**AIM OF THE TASK:**
All that is needed is every line of the listing below that has "data".

=======

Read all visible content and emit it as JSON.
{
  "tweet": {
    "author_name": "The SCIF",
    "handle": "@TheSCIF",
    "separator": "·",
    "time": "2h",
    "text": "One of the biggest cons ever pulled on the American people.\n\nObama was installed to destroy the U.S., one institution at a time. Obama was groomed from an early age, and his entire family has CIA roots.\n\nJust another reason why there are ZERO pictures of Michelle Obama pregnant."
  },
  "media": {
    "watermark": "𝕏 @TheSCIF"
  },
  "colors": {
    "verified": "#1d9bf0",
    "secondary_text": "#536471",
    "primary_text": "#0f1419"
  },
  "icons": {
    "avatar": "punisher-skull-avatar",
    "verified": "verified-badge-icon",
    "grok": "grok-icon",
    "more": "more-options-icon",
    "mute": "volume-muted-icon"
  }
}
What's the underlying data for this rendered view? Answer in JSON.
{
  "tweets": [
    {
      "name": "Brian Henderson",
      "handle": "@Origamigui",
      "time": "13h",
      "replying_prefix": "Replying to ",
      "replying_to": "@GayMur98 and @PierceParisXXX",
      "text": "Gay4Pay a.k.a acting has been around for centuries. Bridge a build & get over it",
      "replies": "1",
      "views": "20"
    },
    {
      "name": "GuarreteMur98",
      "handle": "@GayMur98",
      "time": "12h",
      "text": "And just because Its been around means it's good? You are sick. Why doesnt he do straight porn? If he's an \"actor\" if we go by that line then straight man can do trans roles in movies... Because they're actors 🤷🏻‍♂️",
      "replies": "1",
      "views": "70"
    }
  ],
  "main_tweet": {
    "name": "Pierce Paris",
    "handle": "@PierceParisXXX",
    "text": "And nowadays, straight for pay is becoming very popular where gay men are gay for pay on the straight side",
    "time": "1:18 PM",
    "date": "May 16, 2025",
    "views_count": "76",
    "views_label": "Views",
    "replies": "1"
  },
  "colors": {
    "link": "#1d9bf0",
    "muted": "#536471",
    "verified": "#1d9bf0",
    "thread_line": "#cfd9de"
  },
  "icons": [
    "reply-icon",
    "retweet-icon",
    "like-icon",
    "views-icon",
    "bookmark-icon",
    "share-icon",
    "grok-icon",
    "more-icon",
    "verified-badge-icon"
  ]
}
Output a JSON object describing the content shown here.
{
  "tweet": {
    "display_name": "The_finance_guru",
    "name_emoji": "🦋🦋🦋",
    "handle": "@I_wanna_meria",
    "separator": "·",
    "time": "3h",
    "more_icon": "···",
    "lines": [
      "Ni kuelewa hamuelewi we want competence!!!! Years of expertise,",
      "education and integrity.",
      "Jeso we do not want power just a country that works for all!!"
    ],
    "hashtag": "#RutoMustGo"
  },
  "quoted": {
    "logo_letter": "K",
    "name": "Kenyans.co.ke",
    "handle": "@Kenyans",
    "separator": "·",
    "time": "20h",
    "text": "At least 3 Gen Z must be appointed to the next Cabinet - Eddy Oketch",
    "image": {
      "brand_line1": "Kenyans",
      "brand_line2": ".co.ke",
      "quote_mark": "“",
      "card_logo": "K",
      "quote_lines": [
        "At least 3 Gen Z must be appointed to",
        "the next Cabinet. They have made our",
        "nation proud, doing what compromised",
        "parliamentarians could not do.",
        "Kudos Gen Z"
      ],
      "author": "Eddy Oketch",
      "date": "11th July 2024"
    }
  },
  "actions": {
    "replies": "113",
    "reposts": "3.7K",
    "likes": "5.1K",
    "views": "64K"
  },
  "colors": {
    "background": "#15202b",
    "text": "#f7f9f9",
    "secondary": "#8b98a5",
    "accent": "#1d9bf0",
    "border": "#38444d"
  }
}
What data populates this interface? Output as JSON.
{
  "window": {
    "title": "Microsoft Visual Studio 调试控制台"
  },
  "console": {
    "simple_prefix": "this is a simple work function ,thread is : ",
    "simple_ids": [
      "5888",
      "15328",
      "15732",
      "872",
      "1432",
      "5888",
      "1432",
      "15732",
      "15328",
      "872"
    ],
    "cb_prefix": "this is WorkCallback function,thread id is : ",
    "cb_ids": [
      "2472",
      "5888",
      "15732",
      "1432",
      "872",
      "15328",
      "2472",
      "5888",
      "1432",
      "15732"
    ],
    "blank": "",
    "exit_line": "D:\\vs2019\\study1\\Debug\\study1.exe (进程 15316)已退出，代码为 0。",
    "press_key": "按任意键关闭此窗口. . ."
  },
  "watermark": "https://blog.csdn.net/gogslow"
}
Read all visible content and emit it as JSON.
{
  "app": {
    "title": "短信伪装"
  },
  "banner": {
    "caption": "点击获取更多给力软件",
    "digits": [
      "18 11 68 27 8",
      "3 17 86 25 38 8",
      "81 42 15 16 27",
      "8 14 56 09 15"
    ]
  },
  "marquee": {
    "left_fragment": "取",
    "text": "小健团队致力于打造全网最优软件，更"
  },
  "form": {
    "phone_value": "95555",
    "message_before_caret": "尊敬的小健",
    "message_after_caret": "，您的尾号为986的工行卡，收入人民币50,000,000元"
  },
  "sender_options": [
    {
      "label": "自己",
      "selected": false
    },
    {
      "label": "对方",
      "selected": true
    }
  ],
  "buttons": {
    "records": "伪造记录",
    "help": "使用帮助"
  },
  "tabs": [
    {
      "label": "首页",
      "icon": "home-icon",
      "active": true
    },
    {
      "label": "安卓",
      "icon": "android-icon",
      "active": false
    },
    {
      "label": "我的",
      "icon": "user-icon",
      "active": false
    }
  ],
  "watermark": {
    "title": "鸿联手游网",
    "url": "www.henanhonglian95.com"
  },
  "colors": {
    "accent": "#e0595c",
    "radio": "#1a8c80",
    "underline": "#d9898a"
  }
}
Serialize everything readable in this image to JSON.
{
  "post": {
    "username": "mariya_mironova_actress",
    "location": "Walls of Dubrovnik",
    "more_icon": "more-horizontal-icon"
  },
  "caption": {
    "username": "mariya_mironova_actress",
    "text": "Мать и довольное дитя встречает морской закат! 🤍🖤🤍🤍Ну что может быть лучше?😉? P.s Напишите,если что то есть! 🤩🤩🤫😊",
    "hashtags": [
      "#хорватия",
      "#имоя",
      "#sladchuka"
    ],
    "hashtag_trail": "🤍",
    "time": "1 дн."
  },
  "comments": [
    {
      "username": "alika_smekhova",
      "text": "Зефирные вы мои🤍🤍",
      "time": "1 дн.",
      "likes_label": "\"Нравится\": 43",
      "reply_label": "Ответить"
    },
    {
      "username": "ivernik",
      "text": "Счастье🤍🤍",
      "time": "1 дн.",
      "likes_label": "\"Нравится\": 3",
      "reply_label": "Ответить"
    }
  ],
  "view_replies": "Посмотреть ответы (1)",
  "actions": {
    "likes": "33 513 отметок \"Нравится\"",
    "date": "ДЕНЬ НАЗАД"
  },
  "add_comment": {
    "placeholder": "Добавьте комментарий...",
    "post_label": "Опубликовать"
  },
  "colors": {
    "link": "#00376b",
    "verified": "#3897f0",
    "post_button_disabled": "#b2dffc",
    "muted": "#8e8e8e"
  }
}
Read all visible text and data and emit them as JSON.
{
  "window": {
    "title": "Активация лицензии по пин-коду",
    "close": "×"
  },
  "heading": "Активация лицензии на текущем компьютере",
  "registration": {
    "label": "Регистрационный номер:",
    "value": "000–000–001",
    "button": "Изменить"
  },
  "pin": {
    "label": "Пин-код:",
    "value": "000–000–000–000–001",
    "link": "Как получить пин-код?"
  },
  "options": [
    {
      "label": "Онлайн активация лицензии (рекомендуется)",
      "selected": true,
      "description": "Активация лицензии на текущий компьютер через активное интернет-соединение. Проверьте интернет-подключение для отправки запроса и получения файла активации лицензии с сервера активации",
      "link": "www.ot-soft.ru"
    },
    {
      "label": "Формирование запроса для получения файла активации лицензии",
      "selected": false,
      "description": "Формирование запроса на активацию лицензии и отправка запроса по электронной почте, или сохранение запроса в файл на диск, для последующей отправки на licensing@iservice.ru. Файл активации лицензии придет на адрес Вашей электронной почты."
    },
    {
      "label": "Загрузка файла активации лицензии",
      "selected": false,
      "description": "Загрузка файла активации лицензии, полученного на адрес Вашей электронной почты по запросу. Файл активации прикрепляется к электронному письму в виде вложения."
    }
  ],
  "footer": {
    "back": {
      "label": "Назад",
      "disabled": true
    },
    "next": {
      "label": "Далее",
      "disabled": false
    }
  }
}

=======

**EXERCISE SOLUTION:**
What's the underlying data for this rendered view? Answer in JSON.
What data populates this interface? Output as JSON.
Read all visible text and data and emit them as JSON.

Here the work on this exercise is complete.